8: Mega Man X I wish we had done this game a little later in the life of the show so I could bring a little more to the episode. MMX is a masterclass in level design as tutorial, a point that's been covered elsewhere better than I could, but it's something I respect immensely.

7: Maniac Mansion The fact that we were able to talk to Ron, a man I derely love, is just icing on the rotten pot roast. I wrote on my blog extensively about why this game is important to me so I won't repeat it here.

6: Silent Hill 2 It's telling that this is the only game on my list that I had no prior experience with, which colors my experience with it. SH2 has a very ambitious narrative and its intersection with the mechanics is laudible (I have specific strong memories of the near endless descent near the end). The only reason it doesn't rank much higher for me is that the mechanics are no great shakes the rest of the time.

5: Shadow of the Colossus Speaking of using mechanics to tie into narrative, SotC does this fantastically. The more I think critically about games, the more I harp on this. I think using play to compliment a holistic message is one of the highest things a game can a achieve and what really separates the medium from movies or books.

4: Fallout Formerly probably my favorite game and it's still high up there. Fallout is one of those games where my initial impressions were so overwhelmingly positive that the negatives flatten out quite a bit. FO1 not only birthed my favorite game franchise, but it was the first game I played where I could talk my way out of problems, which was huge. Several games I played a little later did that better, however...

3: Deus Ex I think this game is a masterpiece, full stop. I've always been in awe of the detail in this world but watching all of Bobbin Threadbare's lecture series on it on youtube made me appreciate it more. Bobbin is sort of a nutbar and he goes a little crazy near the end but he really highlights how thematically sound and complete Deus Ex is. The game has a strong, relatable dilema and places it in a context where you truly do feel free to solve problems the way you want. Player freedom is so important.

2: Final Fantasy Tactics I like the story in FFT but that's not the draw, not really. FFT is endlessly customizable in a way that scratches an itch deep inside my soul. The way you build a party balance from so many different classes, it actually matches Deus Ex for problem solving flexibility in an odd way. Sure, you can't talk your way out of problems (Mediators suck) but you have an immense amount of freedom in the diverse skillset you can bring to any conflict.

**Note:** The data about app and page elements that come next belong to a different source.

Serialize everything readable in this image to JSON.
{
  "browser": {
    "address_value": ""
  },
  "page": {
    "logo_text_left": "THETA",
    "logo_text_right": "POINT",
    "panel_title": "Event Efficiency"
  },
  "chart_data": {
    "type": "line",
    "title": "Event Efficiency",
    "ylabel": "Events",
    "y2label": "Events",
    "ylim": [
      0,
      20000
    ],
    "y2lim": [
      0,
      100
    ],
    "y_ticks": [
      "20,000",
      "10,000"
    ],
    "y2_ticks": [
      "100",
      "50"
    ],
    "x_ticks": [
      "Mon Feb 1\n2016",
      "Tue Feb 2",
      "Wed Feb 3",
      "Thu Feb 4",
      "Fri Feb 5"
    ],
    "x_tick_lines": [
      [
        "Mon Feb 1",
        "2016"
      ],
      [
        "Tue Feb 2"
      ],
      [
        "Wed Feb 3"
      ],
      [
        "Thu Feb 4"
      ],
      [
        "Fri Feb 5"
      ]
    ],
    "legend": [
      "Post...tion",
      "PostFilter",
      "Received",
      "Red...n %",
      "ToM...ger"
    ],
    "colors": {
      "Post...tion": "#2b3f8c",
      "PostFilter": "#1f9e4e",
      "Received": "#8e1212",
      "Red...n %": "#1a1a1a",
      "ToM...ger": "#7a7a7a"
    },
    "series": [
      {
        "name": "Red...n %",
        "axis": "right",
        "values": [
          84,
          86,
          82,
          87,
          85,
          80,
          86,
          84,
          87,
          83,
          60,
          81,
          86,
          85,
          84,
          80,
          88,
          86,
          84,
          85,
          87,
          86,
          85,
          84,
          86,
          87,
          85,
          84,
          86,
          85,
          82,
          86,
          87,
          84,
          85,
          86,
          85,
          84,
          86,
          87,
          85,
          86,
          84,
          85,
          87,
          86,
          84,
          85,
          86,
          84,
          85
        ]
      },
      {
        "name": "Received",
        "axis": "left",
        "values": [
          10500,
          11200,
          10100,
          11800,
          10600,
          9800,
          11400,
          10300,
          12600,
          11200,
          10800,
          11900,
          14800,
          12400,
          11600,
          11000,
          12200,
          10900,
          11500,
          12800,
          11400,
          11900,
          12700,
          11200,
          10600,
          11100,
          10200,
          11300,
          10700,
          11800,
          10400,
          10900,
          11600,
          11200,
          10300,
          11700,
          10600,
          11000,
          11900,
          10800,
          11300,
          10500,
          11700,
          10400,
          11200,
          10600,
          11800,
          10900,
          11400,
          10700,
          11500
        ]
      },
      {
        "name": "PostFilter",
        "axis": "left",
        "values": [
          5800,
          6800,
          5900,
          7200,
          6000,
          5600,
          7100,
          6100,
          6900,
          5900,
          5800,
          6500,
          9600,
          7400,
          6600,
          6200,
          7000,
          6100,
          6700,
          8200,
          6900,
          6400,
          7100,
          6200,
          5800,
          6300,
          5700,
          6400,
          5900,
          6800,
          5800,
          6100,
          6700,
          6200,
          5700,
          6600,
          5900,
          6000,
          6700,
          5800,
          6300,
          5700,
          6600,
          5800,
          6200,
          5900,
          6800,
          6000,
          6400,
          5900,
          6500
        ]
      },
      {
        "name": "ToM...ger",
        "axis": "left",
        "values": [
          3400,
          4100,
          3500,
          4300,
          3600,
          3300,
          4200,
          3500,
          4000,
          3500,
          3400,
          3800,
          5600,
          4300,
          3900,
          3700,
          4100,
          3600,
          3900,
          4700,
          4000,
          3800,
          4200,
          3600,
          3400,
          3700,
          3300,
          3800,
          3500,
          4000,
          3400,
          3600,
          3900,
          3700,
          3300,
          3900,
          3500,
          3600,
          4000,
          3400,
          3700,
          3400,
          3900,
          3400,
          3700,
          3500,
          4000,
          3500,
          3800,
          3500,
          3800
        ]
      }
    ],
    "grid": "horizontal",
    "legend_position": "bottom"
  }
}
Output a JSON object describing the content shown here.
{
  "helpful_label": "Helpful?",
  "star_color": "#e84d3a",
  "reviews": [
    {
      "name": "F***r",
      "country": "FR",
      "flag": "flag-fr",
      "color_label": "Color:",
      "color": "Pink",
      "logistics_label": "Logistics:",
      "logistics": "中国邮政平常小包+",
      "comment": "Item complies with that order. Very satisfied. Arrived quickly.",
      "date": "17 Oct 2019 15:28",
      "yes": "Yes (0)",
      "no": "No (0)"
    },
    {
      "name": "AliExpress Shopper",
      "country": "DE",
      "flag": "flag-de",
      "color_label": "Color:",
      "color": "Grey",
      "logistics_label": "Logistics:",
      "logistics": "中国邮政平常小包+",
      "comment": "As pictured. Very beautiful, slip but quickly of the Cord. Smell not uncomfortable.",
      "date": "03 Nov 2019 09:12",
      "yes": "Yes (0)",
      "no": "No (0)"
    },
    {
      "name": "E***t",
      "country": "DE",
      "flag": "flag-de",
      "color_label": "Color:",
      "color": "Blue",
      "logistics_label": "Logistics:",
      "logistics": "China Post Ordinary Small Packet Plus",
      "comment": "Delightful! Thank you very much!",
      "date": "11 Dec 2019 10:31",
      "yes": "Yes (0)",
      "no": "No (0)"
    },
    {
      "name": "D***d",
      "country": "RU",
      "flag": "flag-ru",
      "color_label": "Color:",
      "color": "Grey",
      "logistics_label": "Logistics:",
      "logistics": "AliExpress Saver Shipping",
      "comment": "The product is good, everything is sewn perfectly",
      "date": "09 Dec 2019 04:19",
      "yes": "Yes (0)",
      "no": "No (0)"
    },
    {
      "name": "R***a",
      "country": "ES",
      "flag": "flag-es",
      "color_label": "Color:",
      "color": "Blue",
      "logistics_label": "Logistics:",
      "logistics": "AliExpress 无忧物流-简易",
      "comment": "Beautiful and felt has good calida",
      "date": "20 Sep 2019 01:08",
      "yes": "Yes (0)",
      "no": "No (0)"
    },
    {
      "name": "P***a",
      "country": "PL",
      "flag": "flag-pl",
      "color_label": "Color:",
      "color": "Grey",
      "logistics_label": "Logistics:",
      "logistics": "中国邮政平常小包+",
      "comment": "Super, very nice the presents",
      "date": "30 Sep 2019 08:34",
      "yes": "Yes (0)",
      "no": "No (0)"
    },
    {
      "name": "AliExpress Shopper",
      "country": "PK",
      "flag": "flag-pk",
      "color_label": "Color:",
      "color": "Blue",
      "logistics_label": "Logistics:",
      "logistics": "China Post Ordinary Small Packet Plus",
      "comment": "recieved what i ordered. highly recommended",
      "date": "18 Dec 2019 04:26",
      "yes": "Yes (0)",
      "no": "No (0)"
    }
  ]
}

1: Planescape Torment Torment contains many of the things I like in games above. It's a wildly ambitious narrative, you're given a lot of leeway in how you solve problems, the way the game eases you into the world is masterful and the detail and character of that world is unmatched. Despite its lackluster combat the thing that makes Torment maybe my favorite game is the way it binds narrative and mechanics to subvert video game tropes. By rewarding things that would get you no where in other games, Torment constantly reinforces the message that you're playing by a different set of rules than you're accustomed to. In a way, it's like The Watchmen, a great work but better if you're a fan of the medium.

So, that's it for now. I might do another one of these with shitty games next time if I can't think of anything more substantial. I hope you liked it!

Love, Gary